Finnish sound artist Jukka Hautamäki will be talking about how he makes live electronics sound performances with his diy instruments.
Through his practice Hautamäki considers the relationship between modern hardware hacking with similar practices of the 60’s and 70’s, and during his talk will also speak about these influences and his relationship to media art history and media archeology.
Hautamäki’s sound performances are microscopic studies into electronic sound. His live setup consists of diy sound devices – primitive sound electronics, which he manipulates in real time by changing components and reconnecting circuits. Hautamäki experiments with elements such as underhood work lights, electromagnetic sources, coil mics, diy amps and radio waves. For example the sound devices are picking up electromagnetic radiation and interference from various sources; fluorence lights and Arduino controlled lights.
Live setup is an abstraction of a sound machine divided into miniature components, which all have their specific task. Together these sonic components are creating vast network of tools for experimental performance.
In his live electronics performance practice he experiments with interfacing, by integrating bodily performance with media technology. Hautamäki will adress the concept of “forced” improvisation: his intentional challenge of using laborious interfaces, and turning chaos and trash-aesthetics into instruments of live electronics and inventiveness.
During the performances unexplainable electronic phenomenas happen, to which he is trying to react by improvising with sound. He is curious to study methods for creating sonic narration in relation to magic and hauntology.
Hautamäki is interested in how the design of the interfaces of his sound devices affects the artistic process of performing with live electronics. What is the relationship between art, craft, media archeology and lo-fi aesthetics in his sound art practice?

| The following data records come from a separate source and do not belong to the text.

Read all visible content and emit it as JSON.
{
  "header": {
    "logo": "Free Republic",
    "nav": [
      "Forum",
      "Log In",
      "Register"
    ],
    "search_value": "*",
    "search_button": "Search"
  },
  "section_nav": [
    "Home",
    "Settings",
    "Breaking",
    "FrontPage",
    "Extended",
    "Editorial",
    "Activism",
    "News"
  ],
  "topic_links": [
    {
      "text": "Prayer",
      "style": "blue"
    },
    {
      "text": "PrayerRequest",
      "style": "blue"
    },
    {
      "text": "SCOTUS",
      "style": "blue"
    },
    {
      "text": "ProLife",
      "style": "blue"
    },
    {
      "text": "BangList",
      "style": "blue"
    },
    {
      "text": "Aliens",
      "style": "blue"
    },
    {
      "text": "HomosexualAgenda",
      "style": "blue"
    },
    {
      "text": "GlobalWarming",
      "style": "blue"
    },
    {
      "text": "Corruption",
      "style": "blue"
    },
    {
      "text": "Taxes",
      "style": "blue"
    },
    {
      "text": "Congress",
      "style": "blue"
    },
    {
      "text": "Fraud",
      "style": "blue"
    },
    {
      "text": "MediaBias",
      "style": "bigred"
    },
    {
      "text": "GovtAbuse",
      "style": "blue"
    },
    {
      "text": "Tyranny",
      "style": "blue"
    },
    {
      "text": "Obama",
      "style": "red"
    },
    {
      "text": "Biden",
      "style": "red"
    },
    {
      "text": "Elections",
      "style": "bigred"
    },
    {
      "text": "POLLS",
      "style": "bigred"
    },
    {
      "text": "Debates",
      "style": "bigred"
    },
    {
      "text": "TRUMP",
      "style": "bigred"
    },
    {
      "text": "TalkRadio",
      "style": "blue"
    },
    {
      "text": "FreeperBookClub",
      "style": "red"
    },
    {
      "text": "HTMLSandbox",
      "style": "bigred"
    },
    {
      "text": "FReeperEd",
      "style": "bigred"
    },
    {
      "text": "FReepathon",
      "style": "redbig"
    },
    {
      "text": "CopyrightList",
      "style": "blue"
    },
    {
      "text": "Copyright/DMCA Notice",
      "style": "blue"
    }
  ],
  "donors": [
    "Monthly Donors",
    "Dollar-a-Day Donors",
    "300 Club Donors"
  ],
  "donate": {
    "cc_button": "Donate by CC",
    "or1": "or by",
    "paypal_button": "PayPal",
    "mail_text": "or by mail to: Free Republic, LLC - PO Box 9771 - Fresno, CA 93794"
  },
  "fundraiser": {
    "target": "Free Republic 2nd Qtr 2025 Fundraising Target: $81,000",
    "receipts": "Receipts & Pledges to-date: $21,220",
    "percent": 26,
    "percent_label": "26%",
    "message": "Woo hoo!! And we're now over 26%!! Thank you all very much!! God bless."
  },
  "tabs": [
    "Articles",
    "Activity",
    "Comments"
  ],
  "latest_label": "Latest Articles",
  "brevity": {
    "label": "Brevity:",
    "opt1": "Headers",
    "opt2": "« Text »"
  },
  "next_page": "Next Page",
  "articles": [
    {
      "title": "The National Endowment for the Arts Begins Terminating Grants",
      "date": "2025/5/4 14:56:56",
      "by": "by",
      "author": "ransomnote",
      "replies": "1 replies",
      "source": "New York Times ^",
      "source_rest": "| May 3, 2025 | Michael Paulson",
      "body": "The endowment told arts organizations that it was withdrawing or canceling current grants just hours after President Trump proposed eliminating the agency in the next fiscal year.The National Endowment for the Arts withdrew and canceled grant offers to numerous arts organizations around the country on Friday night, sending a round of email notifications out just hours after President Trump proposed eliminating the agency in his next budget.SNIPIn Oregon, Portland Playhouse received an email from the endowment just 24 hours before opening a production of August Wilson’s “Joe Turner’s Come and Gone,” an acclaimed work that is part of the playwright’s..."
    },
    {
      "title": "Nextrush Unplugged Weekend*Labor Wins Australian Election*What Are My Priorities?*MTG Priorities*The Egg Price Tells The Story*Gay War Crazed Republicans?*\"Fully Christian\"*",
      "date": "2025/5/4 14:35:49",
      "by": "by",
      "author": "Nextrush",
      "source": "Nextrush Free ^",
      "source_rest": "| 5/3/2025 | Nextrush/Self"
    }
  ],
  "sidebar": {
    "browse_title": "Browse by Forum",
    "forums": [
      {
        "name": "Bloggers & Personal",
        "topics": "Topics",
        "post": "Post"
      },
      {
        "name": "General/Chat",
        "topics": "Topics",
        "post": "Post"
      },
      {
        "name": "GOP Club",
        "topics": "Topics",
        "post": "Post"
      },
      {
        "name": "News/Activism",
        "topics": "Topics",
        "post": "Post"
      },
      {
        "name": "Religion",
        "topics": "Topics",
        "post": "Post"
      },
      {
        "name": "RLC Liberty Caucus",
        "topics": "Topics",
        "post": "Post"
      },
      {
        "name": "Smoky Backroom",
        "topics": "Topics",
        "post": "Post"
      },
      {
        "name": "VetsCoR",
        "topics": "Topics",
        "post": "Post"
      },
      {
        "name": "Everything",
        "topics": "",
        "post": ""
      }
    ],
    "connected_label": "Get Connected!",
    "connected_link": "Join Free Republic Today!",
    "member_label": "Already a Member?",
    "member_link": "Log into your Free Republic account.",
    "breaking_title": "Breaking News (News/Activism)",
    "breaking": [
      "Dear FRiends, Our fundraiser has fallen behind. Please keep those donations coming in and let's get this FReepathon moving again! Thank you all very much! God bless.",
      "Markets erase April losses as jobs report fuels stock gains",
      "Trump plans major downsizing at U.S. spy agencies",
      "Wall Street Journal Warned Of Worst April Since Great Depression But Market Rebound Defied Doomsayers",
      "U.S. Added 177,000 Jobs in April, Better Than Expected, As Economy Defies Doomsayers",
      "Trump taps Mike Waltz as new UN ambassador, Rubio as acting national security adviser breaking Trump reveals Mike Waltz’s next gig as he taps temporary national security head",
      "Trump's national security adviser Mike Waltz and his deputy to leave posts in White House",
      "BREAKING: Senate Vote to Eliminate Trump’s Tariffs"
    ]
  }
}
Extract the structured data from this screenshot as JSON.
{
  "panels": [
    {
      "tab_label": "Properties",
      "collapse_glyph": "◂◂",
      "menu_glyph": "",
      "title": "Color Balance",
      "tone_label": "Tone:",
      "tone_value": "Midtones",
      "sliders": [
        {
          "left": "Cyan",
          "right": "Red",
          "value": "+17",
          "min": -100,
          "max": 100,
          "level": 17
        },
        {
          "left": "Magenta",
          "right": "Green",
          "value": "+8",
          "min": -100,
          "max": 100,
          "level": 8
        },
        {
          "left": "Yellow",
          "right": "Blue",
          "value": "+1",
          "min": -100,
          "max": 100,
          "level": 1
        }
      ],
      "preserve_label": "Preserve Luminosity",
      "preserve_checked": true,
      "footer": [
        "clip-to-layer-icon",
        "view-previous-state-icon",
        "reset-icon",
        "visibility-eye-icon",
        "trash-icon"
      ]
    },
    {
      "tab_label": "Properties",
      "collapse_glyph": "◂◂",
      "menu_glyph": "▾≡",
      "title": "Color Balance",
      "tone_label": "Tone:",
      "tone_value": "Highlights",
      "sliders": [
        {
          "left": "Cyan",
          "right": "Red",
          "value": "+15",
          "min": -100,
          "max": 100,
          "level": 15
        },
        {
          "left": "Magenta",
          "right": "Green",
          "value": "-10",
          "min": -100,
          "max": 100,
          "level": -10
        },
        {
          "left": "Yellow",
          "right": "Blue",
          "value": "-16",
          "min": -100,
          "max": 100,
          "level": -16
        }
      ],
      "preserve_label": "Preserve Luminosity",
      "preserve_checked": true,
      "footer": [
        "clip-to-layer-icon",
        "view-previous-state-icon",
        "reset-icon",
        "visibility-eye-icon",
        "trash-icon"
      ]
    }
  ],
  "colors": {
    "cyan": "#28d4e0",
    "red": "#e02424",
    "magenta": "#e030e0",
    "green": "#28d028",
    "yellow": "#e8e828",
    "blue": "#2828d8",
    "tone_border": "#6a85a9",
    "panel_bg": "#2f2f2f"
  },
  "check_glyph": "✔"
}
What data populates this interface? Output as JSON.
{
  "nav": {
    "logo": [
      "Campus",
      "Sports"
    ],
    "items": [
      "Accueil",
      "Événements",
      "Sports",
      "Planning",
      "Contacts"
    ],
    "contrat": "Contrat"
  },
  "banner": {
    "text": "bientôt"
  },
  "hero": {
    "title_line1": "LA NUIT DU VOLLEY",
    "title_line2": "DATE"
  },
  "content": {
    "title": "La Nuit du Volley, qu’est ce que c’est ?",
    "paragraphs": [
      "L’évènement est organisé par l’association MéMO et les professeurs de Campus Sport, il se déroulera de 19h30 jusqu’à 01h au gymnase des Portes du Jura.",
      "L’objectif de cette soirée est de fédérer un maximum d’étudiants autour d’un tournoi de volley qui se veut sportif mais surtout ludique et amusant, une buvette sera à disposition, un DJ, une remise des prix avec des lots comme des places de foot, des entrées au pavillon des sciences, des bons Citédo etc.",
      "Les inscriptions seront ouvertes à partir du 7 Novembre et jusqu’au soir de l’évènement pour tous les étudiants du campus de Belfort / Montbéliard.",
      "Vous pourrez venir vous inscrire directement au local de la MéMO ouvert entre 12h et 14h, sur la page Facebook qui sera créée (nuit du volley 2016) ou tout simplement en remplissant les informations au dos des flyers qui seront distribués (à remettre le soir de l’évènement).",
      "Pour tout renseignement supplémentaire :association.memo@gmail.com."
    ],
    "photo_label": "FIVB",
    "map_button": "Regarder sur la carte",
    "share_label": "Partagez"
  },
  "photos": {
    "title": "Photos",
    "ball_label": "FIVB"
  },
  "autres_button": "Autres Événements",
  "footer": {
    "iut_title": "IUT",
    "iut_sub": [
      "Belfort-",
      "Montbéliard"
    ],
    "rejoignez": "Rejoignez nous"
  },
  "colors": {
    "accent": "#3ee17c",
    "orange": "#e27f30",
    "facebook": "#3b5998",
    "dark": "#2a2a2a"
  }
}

Jukka Hautamäki works with AI, electronics, sound, light and lens-based media, by studying relationship between human and technology. Exhibitions; Forum Box, Sculptor gallery and MUU in Helsinki. RIXC festival in Riga. The Horseandpony Fine Arts gallery in Berlin. Skaftfell Center for Arts Project Space, Iceland. Sound art performances; Harvestworks, Fridman Gallery in New York, Madame Claude in Berlin, Ges21 in St. Petersburg, Avatar Centre in Quebec City, Flow and AAVE in Helsinki. Lectures, workshops; Aalto University and EMMA Museum in Espoo. Kiasma and Pixelache festival in Helsinki.